Many signature features of today’s Cannon Beach emerged in the early 20th century. One of the most important achievements was the completion in 1911 of an oiled rock road from Seaside to Cannon Beach, shortening travel time between the two towns to 30 minutes. A bridge was also built across Elk Creek. Around the same time, the area to the south previously known as Cannon Beach, abandoned the name and chose to be called Arch Cape.

In 1922, another name-change occurred, this time involving Elk Creek. At the insistence of the U.S. Postal Service, the Ecola post office was renamed due to a name similarity with another post office in the state located near Salem—a town called Eola. The name Cannon Beach was selected. Although the post office was forced to abandon the name Ecola, it was chosen for land gifted to the state in 1932 by private landowners—land that became today’s Ecola State Park. Elk Creek was also restored to its previous name, Ecola Creek.
During the 1950s, the cannon from the USS Shark was relocated to a site along Highway 101, where it would serve as a historical marker and be more accessible to tourists. Today, a replica cannon stands in this spot, while the original cannon resides in the Cannon Beach History Center. Two more cannons from the USS Shark were recovered in Arch Cape in 2008, and were sent to Texas A&M University for restoration. These restored cannons can now be viewed in the Columbia River Maritime Museum in Astoria.

In 1964, disaster befell Cannon Beach when an earthquake in Alaska generated a tsunami that struck the North Oregon coast. Water from the tsunami flooded downtown Cannon Beach and washed away the Elk Creek Bridge, cutting off the north entry into town. In an effort to rally the community after the disaster, the first Cannon Beach Sandcastle Contest was held, a tradition that survives to this day.

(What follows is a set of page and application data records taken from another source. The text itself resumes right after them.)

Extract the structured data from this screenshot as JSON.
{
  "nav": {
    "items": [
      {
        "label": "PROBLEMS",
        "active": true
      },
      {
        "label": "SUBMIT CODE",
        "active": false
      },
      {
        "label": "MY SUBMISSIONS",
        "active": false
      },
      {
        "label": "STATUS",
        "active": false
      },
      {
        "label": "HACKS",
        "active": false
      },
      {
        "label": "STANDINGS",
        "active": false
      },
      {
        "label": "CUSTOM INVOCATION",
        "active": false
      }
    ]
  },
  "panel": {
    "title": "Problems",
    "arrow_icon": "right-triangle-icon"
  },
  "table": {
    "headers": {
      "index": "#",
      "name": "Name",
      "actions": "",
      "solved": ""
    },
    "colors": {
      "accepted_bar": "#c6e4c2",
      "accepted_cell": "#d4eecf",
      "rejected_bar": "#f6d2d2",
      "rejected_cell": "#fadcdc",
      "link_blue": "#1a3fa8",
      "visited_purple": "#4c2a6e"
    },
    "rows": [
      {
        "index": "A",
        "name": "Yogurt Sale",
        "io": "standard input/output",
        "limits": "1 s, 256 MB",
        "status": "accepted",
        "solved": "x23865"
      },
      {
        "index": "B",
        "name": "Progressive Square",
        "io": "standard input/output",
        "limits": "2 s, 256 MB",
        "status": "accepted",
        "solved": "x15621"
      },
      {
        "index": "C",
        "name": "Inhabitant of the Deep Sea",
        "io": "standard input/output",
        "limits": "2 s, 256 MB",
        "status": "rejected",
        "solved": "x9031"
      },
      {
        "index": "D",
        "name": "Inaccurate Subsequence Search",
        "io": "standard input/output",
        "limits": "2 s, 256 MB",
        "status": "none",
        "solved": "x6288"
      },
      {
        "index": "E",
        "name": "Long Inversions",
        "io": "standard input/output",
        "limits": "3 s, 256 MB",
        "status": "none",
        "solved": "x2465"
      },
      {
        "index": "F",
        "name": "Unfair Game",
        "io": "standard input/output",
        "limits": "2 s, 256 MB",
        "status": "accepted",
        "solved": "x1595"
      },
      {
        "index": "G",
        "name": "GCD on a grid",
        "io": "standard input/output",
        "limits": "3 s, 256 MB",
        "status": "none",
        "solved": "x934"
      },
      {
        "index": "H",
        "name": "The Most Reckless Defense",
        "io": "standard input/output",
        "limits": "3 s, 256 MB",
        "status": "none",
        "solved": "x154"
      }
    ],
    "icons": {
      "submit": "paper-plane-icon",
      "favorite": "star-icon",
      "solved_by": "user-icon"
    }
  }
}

Lastly, what history of Cannon Beach doesn’t include Haystack Rock? This iconic landmark was formed approximately 17 million years ago when massive lava flows spread out over the Columbia Plateau and met with the ocean. Like other familiar rock formations along the Oregon Coast such as Table Rock and Twin Rocks, Haystack Rock is a sea stack—a basalt formation created underground when molten lava meets the marine environment, cools, and subsequently rises vertically above the ocean due to geological uplift and changes in sea level. As time passes, these formations are sculpted by wind and water into the unique shapes seen today. In 1968, Haystack Rock was added as a National Wildlife Refuge to safeguard the seabird nesting habitat there. And in 1990, Haystack Rock was designated a Marine Garden by the Oregon Department of Fish and Wildlife.

When you find yourself in Cannon Beach soaking up the quaint, rustic charm of this popular seaside town, imagine the Tillamook lodges along Ecola Creek, the beached whale encountered by Captain Clark and Sacajawea, the shipwrecked USS Shark, and how today’s Cannon Beach was previously known as Elk Creek and Ecola, before Arch Cape relinquished the name to the town we know and love today.